#### WORK ORDER:
Within the records below, filter for lines carrying the word "Leña" and copy them.

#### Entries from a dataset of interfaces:

Content starts

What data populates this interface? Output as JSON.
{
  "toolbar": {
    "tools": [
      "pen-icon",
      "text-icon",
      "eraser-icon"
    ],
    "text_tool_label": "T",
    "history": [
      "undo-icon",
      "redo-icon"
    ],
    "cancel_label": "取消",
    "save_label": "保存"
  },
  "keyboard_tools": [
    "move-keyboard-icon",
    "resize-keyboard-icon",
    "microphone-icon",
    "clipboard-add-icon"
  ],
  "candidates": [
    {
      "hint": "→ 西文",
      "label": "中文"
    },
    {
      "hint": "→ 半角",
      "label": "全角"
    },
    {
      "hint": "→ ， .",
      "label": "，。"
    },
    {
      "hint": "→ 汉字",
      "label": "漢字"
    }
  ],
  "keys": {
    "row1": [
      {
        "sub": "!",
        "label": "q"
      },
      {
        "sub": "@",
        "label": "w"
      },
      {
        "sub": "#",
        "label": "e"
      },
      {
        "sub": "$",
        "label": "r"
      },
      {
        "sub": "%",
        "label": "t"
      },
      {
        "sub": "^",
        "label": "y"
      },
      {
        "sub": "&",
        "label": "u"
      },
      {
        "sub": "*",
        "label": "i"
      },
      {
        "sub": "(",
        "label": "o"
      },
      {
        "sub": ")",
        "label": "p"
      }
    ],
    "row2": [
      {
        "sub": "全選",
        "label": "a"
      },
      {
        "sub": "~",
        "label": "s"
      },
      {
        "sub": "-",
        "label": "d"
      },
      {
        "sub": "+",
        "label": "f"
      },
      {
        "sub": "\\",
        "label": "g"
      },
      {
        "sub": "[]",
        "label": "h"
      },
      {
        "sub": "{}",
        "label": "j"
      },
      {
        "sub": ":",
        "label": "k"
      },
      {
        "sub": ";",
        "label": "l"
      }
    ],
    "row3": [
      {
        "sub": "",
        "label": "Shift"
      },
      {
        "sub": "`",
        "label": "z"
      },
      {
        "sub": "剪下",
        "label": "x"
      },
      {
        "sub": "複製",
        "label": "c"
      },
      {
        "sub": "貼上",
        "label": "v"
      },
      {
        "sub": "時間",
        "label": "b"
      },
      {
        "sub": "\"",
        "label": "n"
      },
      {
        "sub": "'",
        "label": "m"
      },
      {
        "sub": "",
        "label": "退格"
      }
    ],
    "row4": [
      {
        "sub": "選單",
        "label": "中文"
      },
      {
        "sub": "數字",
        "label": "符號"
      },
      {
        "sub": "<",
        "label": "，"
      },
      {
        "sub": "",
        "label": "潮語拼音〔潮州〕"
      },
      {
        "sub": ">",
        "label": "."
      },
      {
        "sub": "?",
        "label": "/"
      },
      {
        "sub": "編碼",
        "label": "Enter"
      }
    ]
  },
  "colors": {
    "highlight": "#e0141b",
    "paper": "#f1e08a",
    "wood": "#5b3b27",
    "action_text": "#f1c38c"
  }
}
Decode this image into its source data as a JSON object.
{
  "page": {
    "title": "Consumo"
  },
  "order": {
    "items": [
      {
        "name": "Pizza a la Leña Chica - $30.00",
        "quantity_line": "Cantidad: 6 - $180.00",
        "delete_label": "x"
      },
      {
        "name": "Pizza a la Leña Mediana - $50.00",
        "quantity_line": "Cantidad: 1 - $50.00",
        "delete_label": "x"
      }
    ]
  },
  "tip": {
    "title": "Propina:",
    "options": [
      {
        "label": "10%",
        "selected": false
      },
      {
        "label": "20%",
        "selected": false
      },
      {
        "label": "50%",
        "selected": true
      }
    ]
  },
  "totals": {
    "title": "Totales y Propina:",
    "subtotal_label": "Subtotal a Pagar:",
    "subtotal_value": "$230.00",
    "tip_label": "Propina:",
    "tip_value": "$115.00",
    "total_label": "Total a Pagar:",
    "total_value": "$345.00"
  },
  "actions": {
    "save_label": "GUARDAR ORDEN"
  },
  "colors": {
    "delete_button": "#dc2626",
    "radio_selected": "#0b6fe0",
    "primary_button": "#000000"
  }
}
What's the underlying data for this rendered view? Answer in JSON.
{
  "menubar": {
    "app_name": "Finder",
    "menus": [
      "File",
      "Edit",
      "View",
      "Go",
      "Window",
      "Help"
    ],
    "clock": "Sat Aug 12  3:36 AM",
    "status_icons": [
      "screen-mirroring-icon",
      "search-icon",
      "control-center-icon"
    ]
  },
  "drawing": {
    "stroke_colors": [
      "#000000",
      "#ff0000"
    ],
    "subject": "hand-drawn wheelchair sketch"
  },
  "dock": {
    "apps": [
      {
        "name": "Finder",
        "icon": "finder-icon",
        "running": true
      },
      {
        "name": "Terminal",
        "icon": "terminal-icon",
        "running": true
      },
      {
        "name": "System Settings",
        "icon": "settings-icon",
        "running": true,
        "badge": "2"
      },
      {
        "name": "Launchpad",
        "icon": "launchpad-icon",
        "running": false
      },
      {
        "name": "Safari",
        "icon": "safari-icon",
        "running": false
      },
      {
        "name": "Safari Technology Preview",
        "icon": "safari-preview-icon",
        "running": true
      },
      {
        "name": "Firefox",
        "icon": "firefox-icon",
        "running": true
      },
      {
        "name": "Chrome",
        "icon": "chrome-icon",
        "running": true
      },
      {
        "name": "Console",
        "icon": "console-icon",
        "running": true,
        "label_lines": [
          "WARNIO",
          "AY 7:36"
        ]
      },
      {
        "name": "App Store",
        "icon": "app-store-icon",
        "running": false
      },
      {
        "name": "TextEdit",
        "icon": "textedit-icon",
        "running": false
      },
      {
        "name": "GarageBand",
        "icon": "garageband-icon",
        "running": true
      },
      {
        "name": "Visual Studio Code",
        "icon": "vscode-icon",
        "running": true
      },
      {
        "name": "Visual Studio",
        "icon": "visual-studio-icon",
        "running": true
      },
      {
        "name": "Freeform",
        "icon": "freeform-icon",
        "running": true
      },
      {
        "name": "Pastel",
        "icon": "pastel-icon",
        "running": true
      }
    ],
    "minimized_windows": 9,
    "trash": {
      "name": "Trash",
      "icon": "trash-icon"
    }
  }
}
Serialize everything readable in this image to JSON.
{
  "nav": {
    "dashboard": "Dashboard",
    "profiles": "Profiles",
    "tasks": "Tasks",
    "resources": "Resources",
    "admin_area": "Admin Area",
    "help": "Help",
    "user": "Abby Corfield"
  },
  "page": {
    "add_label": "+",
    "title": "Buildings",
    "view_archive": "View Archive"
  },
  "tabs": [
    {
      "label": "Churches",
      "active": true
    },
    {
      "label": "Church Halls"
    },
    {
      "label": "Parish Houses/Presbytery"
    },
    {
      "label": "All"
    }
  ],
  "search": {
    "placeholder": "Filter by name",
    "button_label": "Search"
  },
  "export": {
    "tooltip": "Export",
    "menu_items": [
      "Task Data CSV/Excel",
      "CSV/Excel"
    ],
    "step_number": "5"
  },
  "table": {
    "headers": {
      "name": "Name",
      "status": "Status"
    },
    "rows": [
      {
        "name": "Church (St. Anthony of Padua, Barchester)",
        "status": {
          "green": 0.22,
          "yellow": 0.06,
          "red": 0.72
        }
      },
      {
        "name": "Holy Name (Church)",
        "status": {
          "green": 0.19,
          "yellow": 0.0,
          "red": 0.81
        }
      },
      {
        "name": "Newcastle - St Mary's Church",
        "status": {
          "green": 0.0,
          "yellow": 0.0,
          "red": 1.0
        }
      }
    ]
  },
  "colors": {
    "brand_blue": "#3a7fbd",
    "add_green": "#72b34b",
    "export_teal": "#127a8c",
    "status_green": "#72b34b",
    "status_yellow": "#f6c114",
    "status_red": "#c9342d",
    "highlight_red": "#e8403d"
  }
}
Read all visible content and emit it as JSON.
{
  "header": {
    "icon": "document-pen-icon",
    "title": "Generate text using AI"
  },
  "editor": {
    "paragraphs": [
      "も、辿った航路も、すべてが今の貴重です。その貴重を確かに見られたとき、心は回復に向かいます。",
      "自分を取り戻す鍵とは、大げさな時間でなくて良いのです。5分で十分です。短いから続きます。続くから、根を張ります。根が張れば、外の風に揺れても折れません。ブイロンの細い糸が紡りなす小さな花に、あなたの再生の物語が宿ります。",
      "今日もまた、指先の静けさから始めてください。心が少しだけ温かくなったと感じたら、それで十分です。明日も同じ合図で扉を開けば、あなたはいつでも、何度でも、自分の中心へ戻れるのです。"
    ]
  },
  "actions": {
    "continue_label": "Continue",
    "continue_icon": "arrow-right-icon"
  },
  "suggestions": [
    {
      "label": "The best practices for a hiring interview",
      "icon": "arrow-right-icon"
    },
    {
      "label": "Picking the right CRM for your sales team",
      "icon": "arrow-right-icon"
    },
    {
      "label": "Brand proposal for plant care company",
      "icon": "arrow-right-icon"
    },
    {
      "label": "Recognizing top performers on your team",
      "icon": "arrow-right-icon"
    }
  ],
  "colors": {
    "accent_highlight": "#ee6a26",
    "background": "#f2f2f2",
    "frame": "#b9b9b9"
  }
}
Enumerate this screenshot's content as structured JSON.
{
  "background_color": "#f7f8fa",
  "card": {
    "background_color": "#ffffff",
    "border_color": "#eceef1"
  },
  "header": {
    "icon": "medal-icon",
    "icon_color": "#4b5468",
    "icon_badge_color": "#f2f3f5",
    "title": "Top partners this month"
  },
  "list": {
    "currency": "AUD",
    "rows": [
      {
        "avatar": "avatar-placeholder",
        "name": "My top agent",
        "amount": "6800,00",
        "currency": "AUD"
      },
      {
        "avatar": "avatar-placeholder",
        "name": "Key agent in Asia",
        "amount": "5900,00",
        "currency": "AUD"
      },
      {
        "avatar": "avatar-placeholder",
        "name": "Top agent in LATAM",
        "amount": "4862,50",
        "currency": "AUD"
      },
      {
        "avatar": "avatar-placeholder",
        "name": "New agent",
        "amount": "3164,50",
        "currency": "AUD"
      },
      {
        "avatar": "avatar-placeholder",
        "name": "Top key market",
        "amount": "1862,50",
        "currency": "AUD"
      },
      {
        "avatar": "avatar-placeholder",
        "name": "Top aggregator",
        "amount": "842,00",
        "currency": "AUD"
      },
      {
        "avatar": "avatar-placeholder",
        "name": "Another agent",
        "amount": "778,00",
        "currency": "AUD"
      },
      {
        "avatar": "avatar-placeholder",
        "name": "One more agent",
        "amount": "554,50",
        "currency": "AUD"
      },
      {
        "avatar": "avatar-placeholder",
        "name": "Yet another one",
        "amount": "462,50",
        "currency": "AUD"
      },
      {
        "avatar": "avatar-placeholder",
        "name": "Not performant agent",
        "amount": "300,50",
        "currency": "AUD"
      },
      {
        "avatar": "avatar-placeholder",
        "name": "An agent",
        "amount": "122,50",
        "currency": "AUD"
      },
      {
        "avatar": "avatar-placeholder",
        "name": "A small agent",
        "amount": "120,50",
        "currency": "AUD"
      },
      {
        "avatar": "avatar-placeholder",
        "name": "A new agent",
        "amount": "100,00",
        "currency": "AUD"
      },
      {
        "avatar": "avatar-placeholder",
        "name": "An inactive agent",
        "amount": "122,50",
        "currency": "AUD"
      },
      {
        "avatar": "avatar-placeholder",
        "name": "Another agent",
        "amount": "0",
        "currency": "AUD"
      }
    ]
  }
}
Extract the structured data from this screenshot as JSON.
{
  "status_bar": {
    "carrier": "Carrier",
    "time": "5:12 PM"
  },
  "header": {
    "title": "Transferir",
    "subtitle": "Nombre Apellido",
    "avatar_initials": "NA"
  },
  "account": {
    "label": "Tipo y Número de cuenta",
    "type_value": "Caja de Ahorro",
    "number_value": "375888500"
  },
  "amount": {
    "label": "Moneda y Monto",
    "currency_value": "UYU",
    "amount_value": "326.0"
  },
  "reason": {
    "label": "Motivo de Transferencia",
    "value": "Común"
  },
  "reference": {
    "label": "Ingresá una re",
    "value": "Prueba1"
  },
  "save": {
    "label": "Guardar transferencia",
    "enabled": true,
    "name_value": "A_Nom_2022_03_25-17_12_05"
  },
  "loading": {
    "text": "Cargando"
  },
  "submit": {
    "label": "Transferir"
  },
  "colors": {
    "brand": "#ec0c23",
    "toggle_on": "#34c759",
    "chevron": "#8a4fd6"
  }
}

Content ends

#### WRITTEN SOLUTION:
        "name": "Pizza a la Leña Chica - $30.00",
        "name": "Pizza a la Leña Mediana - $50.00",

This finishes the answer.